Find the string "title" in the listing and report every line that has it.

(Data to process begins)

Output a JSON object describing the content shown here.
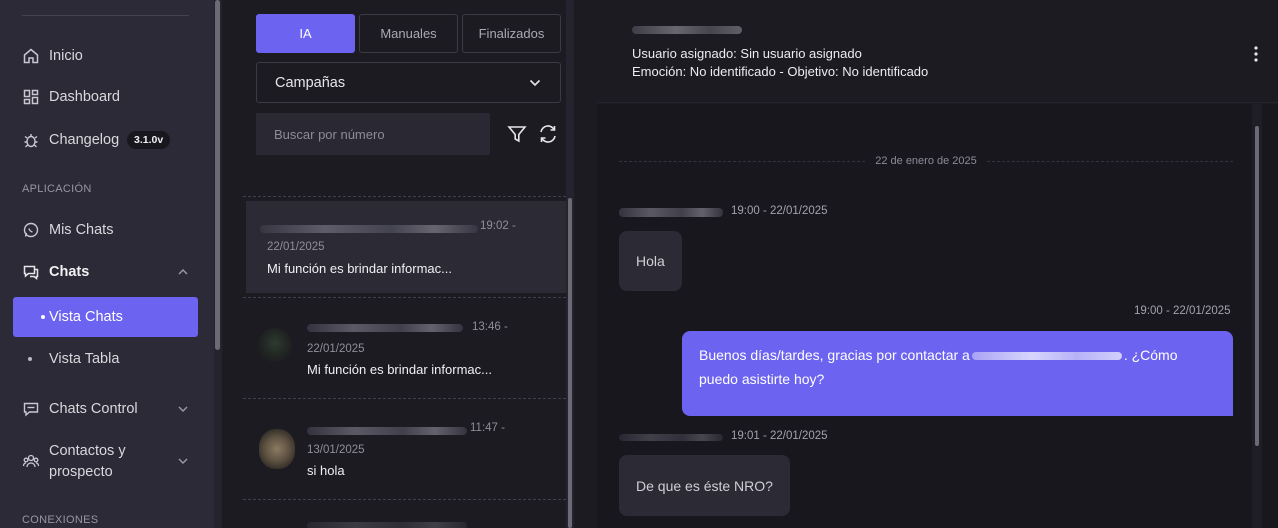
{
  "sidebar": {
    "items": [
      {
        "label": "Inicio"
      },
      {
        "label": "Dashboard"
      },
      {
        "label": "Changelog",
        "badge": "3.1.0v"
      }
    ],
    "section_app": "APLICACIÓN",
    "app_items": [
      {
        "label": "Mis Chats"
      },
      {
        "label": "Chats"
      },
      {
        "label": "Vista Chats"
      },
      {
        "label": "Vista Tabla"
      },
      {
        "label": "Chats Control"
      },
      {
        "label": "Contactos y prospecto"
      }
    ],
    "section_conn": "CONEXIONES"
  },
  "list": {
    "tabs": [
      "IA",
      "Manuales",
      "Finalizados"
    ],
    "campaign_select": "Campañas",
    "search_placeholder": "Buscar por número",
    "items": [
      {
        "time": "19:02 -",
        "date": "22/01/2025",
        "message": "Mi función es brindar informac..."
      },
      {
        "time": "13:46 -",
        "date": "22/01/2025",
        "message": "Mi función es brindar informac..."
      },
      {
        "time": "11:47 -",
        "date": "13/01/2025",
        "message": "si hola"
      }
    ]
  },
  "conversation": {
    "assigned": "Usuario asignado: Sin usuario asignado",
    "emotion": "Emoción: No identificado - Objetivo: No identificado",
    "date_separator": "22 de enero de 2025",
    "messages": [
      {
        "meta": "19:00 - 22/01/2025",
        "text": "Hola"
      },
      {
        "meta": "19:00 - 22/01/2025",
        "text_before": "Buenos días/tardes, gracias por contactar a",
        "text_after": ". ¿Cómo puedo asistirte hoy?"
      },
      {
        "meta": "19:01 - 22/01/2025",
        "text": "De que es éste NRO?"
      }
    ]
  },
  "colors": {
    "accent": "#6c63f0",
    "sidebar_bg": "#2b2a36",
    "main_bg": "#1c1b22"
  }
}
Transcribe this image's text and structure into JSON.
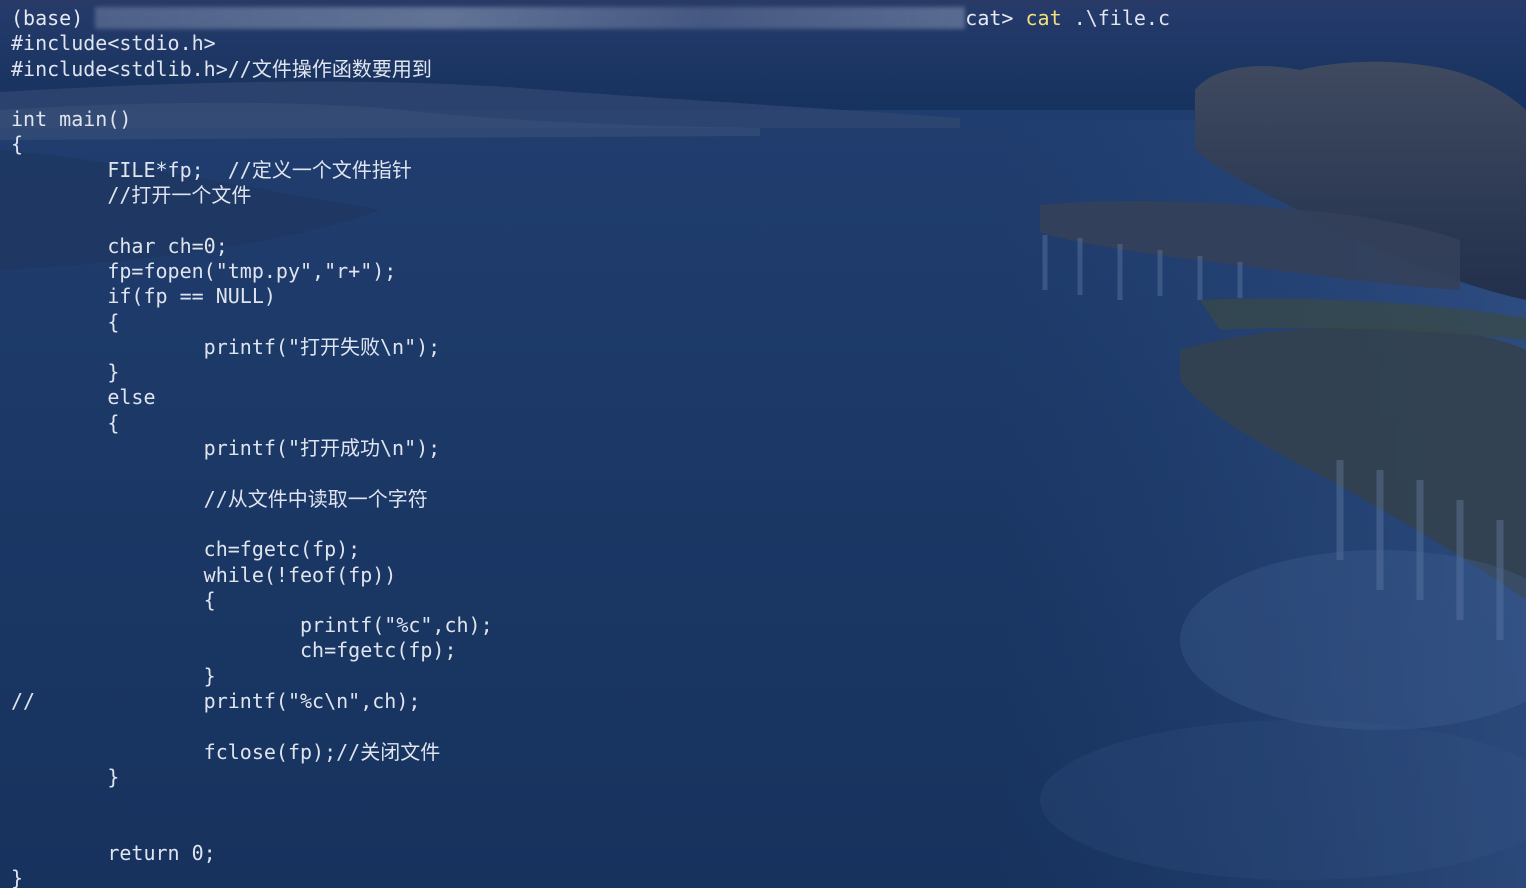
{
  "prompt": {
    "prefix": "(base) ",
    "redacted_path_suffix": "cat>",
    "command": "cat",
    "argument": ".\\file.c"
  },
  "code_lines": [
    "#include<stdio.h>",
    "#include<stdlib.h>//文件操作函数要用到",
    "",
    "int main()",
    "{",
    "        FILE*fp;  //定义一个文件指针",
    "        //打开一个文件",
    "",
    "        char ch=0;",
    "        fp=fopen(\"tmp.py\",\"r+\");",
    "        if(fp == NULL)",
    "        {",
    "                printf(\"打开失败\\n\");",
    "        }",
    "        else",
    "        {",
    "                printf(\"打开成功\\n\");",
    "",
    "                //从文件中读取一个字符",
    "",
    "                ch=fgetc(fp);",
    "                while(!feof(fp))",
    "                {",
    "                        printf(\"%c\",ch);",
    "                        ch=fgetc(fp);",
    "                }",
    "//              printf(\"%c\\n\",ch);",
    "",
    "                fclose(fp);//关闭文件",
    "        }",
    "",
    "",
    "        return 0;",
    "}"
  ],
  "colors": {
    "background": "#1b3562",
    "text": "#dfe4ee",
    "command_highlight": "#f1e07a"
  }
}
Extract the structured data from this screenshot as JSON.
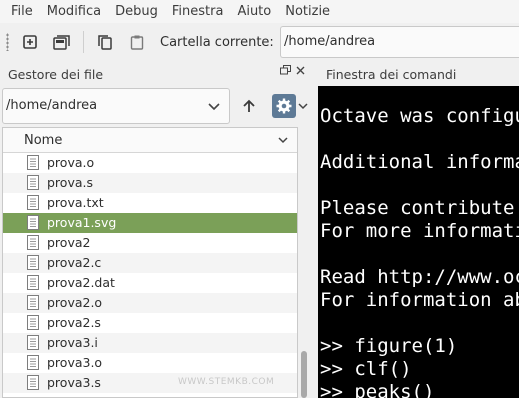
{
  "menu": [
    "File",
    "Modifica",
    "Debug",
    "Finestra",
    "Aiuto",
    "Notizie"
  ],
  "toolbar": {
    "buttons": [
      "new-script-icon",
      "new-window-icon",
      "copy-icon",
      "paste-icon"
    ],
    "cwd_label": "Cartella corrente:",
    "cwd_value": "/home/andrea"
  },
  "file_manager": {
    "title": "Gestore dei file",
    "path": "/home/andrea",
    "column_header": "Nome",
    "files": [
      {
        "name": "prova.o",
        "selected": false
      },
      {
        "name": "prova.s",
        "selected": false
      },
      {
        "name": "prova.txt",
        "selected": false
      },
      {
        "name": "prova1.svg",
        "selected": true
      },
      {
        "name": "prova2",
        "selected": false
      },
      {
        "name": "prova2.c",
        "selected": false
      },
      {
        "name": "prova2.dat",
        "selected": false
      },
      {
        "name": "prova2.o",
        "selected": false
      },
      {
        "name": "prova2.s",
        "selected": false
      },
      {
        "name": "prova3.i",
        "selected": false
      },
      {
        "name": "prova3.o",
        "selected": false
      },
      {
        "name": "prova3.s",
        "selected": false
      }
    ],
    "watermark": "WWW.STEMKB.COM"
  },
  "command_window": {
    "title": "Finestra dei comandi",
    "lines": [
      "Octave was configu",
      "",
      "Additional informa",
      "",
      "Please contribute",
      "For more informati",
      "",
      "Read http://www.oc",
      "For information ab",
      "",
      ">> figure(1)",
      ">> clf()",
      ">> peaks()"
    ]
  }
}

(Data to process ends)

Reply:
    "title": "Gestore dei file",
    "title": "Finestra dei comandi",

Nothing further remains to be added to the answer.